Materials properties (transparency, birefringency, and viscosity) of the monoolein-based lipid solutions employed in RC crystallization experiments using the PLI approach. Different lipid phases were created in syringe barrels by mixing solid monoolein with water. Water content labels (w/v fractions) are used to align images and tabulated data. A: Images of transilluminated syringe barrels with clear and/or turbid materials. B: Images of syringe barrels sandwiched between two crossed, linear polarizers (note that the background between the barrels is black, indicating complete light extinction). Lower Panel: Tabulated transparency ‘scores’ (N = no, not transparent; Y = yes, transparent), birefringence ‘scores’ (N = no, not birefringent; Y = yes, birefringent; S = some birefringence), and relative viscosity results. All lipid materials utilized display properties that conform to materials used in previous studies [ref] of monoolein phase behavior at room temperature.

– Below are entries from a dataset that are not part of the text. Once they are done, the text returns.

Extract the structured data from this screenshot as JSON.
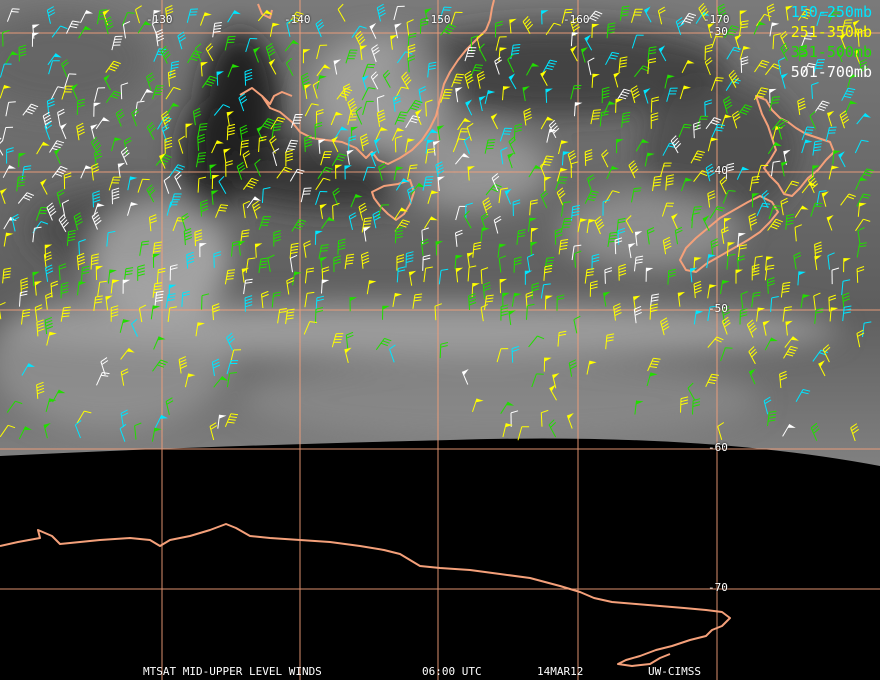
{
  "longitude_labels": [
    "-130",
    "-140",
    "-150",
    "-160",
    "-170"
  ],
  "latitude_labels": [
    "-30",
    "-40",
    "-50",
    "-60",
    "-70"
  ],
  "legend": [
    {
      "label": "150-250mb",
      "color": "#00e5ff"
    },
    {
      "label": "251-350mb",
      "color": "#ffff00"
    },
    {
      "label": "351-500mb",
      "color": "#22dd00"
    },
    {
      "label": "501-700mb",
      "color": "#ffffff"
    }
  ],
  "footer": {
    "product": "MTSAT MID-UPPER LEVEL WINDS",
    "time": "06:00 UTC",
    "date": "14MAR12",
    "source": "UW-CIMSS"
  },
  "colors": {
    "gridline": "#f4a07a",
    "coastline": "#f4a07a",
    "background": "#000000"
  }
}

Representative X-ray diffraction results of RC crystals grown by the PLI method. Shown are screenshots with X-ray diffraction images representing initial monoolein hydrations of 5% and 50%, depicting the best (A, B) and worst (B, C) diffraction. In order to show low and high resolution diffraction spots the diffraction images are shown in pairs A, B and C, D, each with low and high contrast setting, respectively. X-ray diffraction limits are listed in Fig. 3. Diffraction images were acquired with a CCD area detector (Saturn 944+) using a rotating copper anode X-ray source (Rigaku FR-E+). Rotation range was 0.5 deg, exposure time 60 sec.
We thank C. Kors at ANL for assistance in the preparation of crystallization-quality RC samples.
Competing Interests: EW, DD, JC and PN are employed by Emerald BioStructures, Inc. that markets, together with its sister company Emerald BioSystems, Inc. crystallization tools and services. This does not alter the authors' adherence to all the PLoS ONE policies on sharing data and materials.
Funding: This work was funded by the NIH Roadmap grant P01 GM075913. The funders had no role in study design, data collection and analysis, decision to publish, or preparation of the manuscript.